Tre Mason, the Future Messiah: At the risk of sounding too optimistic or delusional, it’s not a stretch to say that Mason could sneak into the starting role. The rookie out of Auburn has top-flight talent and led his team to last year’s Southeastern Conference Championship over the University of Missouri (sob) with 303 rushing yards and four touchdowns in Atlanta. He set a new single-season school record for rushing yards last season as well with 1,816 yards (toppling the record of former Auburn star and probable Mt. Olympus resident, Bo Jackson).
At Auburn, Mason definitely benefited from a strong offensive line and a game plan that favored the run, but his ability to find holes in the defensive line and make space for himself in the backfield led to his — and his team’s — success last year. In the SEC Championship game, he had nine rushes of more than 10 yards, including one for 52, due in large part to his offensive line but also to his ability to evade fast linebackers.
He pulled those kinds of shenanigans all season but turned on the afterburners in the game against Mizzou.
Don’t be surprised to see Tre Mason in a starting role somewhere down the line. He’s faster and more slippery than cheetah covered in KY Jelly.
Isaiah Pead, the One Cast into Forsaken Lands – With the departure of Richardson, Pead’s the last one standing from the old guard. He’s the veteran of the squad if only by age, as he’s just in his third season. Yet, it feels like the football world has gone on without him, or maybe he was never really a part of it at all.
Pead’s story is a sad one. After a disappointing first season which saw him fail to win the back-up spot to Jackson and saw him fall into a deep state of depression and loneliness, he hoped to turn things around last year. However, he saw fewer carries and gained fewer yards and got relegated to primarily playing special teams.
Surprisingly, Pead excels most when used as a receiver out of the back field.

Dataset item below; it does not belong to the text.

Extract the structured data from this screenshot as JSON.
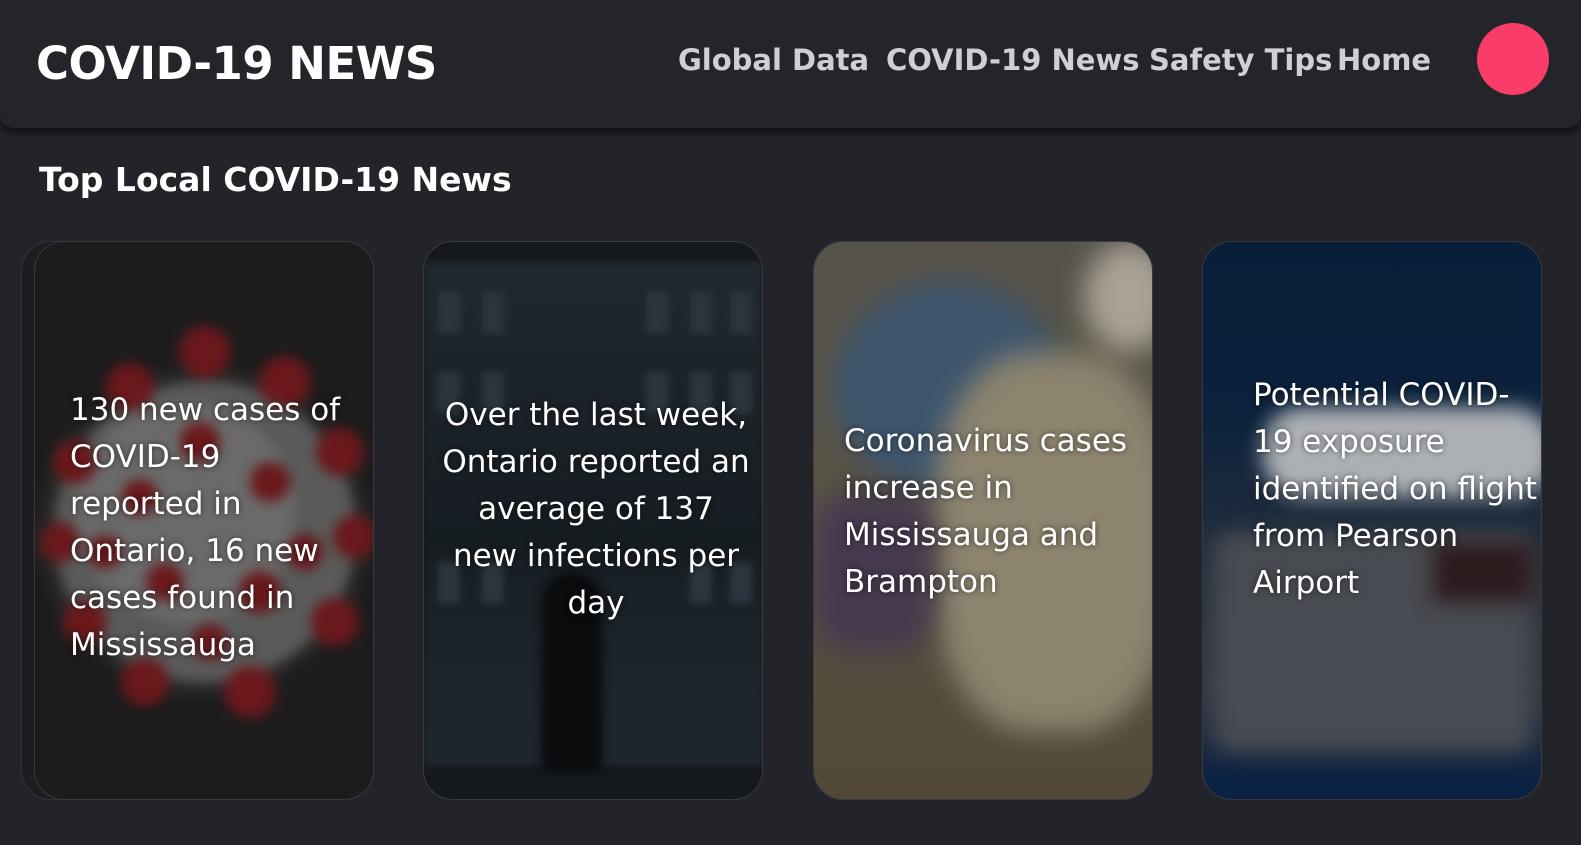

Although it’s a small sample size, he averaged 7.1 yards a catch on 11 receptions while his longest was only a 14 yard catch — which points toward consistency, rather than outliers skewing the data.
As far as skill set goes, Pead will continue searching for the form that made him so good at the University of Cincinnati, namely high speed and an ability to fit through small gaps. Part of his problem in the pros has been his inability to adjust to faster defenses that interrupt him in his build-up. They can get on him quicker, and they tackle much better than schools in the AAC. He also might have a bit of a mental block. Watching this highlight reel, it’s hard to see that Pead as the same player as the current Pead.
He could make it into the running back corps, but expect to see him in special teams for the time being.
When all is said and done, Stacy should have the starting job in Week 1 barring injury or an atrocious training camp. Then, Mason will probably take the No. 2 spot, not necessarily because he’s better than Cunningham, but because he provides the change of pace that will benefit the team most. Cunningham would be a solid third back, and then Pead can step out of special teams for extraordinary situations or in case of injury to the guys above. I think Pead makes the roster again, but if not, hopefully he can find his place on another team.
Latest posts by Travis Zimpfer (see all)
- RECAP: Vikings 34, Rams 6 - September 7, 2014
- Jake McQuaide, Private Eye: The Bradford Pear Tree Falls (PART ONE) - September 5, 2014
- What the Hekk: Johnny Hekker’s first radio show - September 3, 2014